Not to be whiny, but blogging at Sundance is a bitch. The place is a logistical nightmare: It’s nearly impossible to update daily in any meaningful way. Unlike Toronto, you can’t just break out your laptop during down time at a Starbucks and post a few thoughts about the movie you’ve just seen — there is no down time here.
A typical Sundance day begins with coffee and a complimentary New York Times (they’re a sponsor) in the press room, followed by screening followed by bus ride followed by screening followed by bus ride followed by mediocre lunch on the fly followed by bus ride followed by screening — all fueled with enough coffee to kill a buffalo.
Even when you’re able to carve out some time, the hot spots here are few and far between.
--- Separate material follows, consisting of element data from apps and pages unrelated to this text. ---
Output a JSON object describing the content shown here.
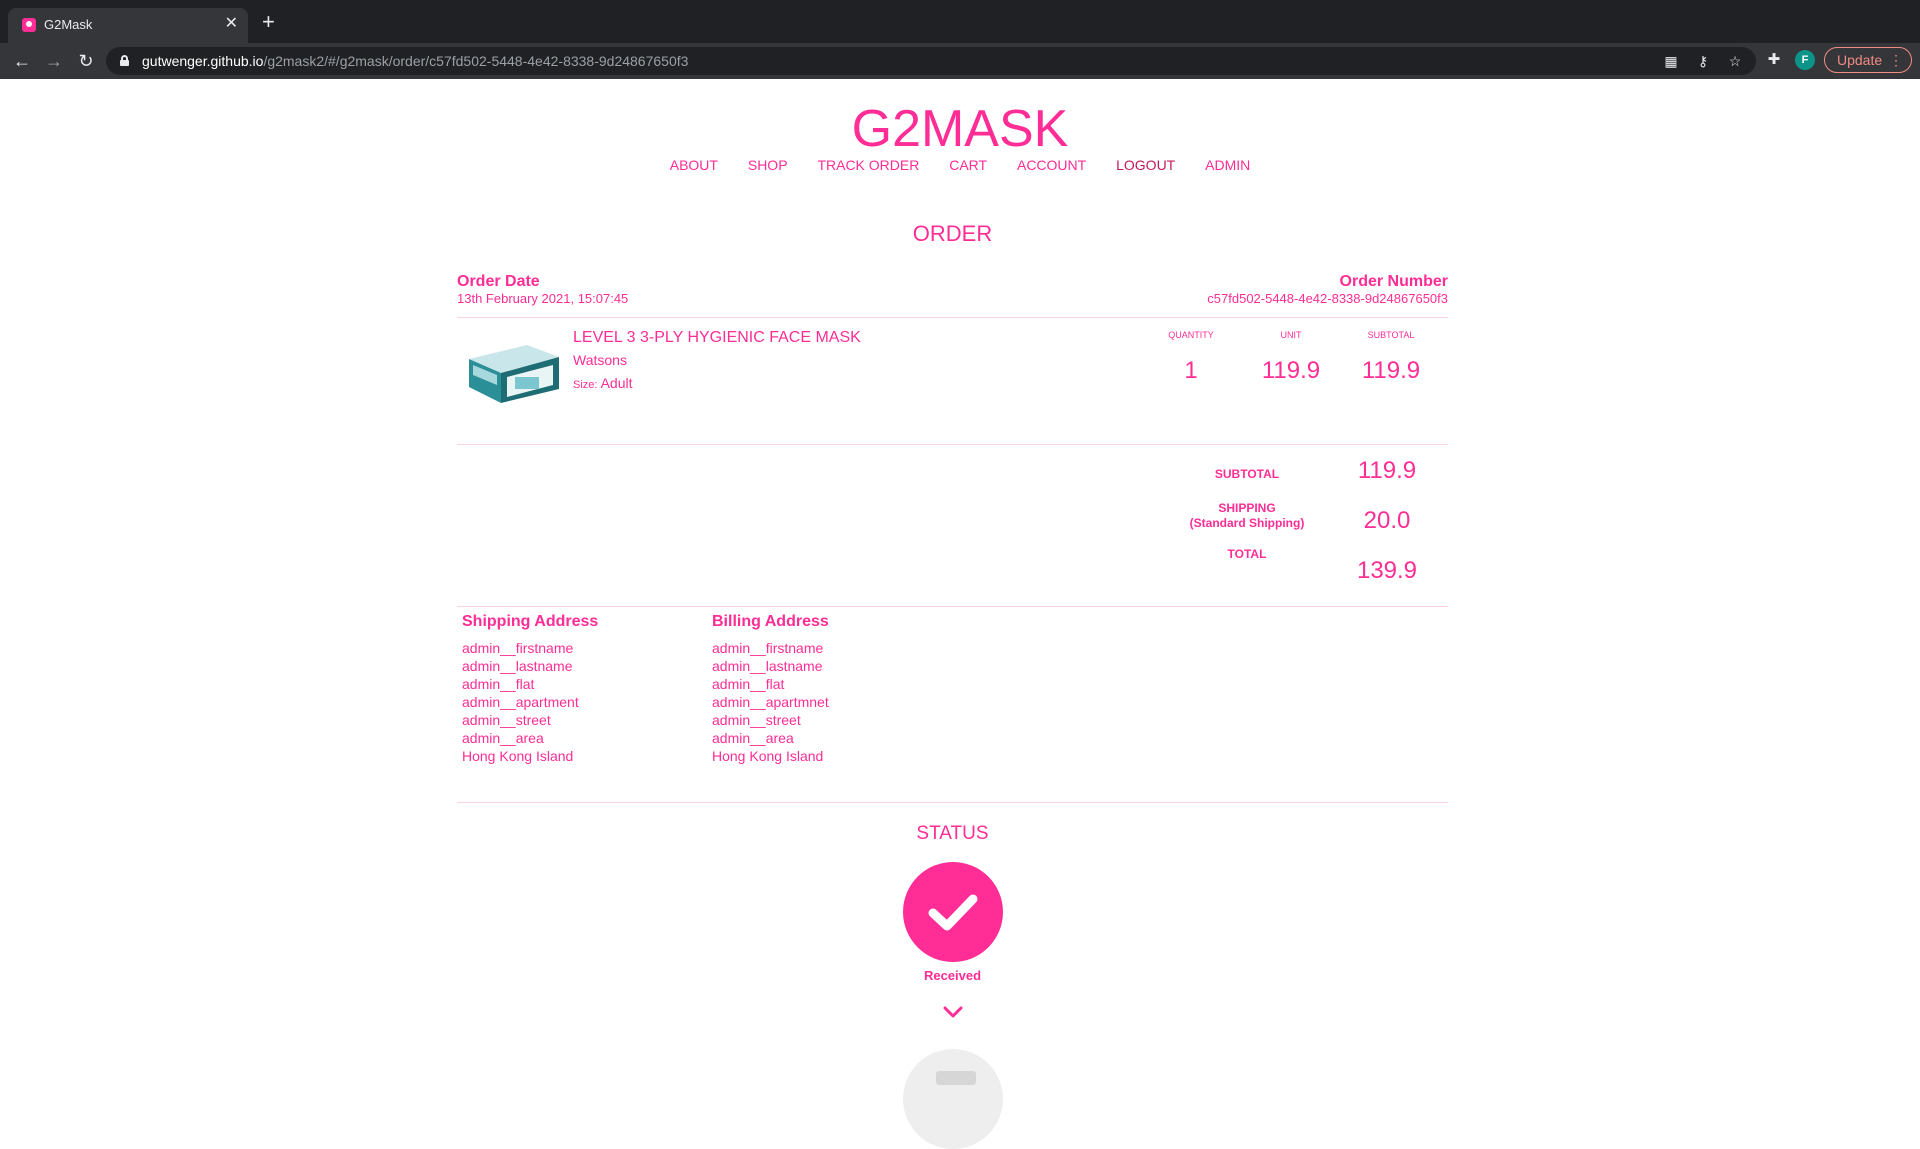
{
  "browser": {
    "tab_title": "G2Mask",
    "url_host": "gutwenger.github.io",
    "url_path": "/g2mask2/#/g2mask/order/c57fd502-5448-4e42-8338-9d24867650f3",
    "profile_initial": "F",
    "update_label": "Update"
  },
  "site": {
    "brand": "G2MASK",
    "nav": [
      "ABOUT",
      "SHOP",
      "TRACK ORDER",
      "CART",
      "ACCOUNT",
      "LOGOUT",
      "ADMIN"
    ]
  },
  "order": {
    "heading": "ORDER",
    "date_label": "Order Date",
    "date_value": "13th February 2021, 15:07:45",
    "number_label": "Order Number",
    "number_value": "c57fd502-5448-4e42-8338-9d24867650f3",
    "item": {
      "name": "LEVEL 3 3-PLY HYGIENIC FACE MASK",
      "brand": "Watsons",
      "size_label": "Size:",
      "size_value": "Adult",
      "quantity_label": "QUANTITY",
      "unit_label": "UNIT",
      "subtotal_label": "SUBTOTAL",
      "quantity": "1",
      "unit": "119.9",
      "subtotal": "119.9"
    },
    "totals": {
      "subtotal_label": "SUBTOTAL",
      "subtotal": "119.9",
      "shipping_label": "SHIPPING",
      "shipping_method": "(Standard Shipping)",
      "shipping": "20.0",
      "total_label": "TOTAL",
      "total": "139.9"
    },
    "shipping_address": {
      "title": "Shipping Address",
      "lines": [
        "admin__firstname",
        "admin__lastname",
        "admin__flat",
        "admin__apartment",
        "admin__street",
        "admin__area",
        "Hong Kong Island"
      ]
    },
    "billing_address": {
      "title": "Billing Address",
      "lines": [
        "admin__firstname",
        "admin__lastname",
        "admin__flat",
        "admin__apartmnet",
        "admin__street",
        "admin__area",
        "Hong Kong Island"
      ]
    },
    "status": {
      "heading": "STATUS",
      "current": "Received"
    }
  },
  "colors": {
    "accent": "#ff2d95",
    "nav_active": "#c2185b",
    "chrome_bg": "#202124"
  }
}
And the one time I did find both time and hot spot, I had only 10 minutes of power left on my MacBook. (Electrical outlets are as precious as tickets to the largely vacuous, celeb-spotting after-parties.)
Speaking of power, the battery meter on my laptop is down to 20 percent, thus I better jettison this excuse-laden preamble and a get on with a bit about Michael Keaton’s directorial debut.
The Merry Gentleman finds the veteran actor playing a tight-lipped, suicidal hitman who begins an unlikely friendship with an abused woman (Kelly MacDonald) trying to start a new life in Chicago. Ron Lazzeretti’s script is an odd beast in terms of tone, mixing brief bursts of violence with an unrelenting sense of melancholy. The inert narrative fails to generate much interest, which is a problem for a film that is content to luxuriate in its central duo’s unearned emotional desolation. I'm all for ambiguity, but there's not enough of their characters' back-story to make us care about their ceaseless self-loathing.
The Merry Gentleman is an odd choice for Keaton’s directorial debut — a low-key, admirably obtuse affair that contains Keaton’s most restrained performance to date. And, despite his high-profile presence, it’s also a movie that’s likely to have a hard time finding a distributor.
The actor/director was on hand for a post-screening Q&A. Clearly nervous, Keaton said he was happy that the sold-out Eccles Theater audience seemed to stay with the story despite its laconic pacing. He also said that, based on the crowd’s reaction, he was going to make “a few cuts here and there.”
Uh, no disrespect, Mike, but it’s going to take more than a few snips to make The Merry Gentleman palatable to anyone besides gawkers of your rapidly receding career.
— Jason Gargano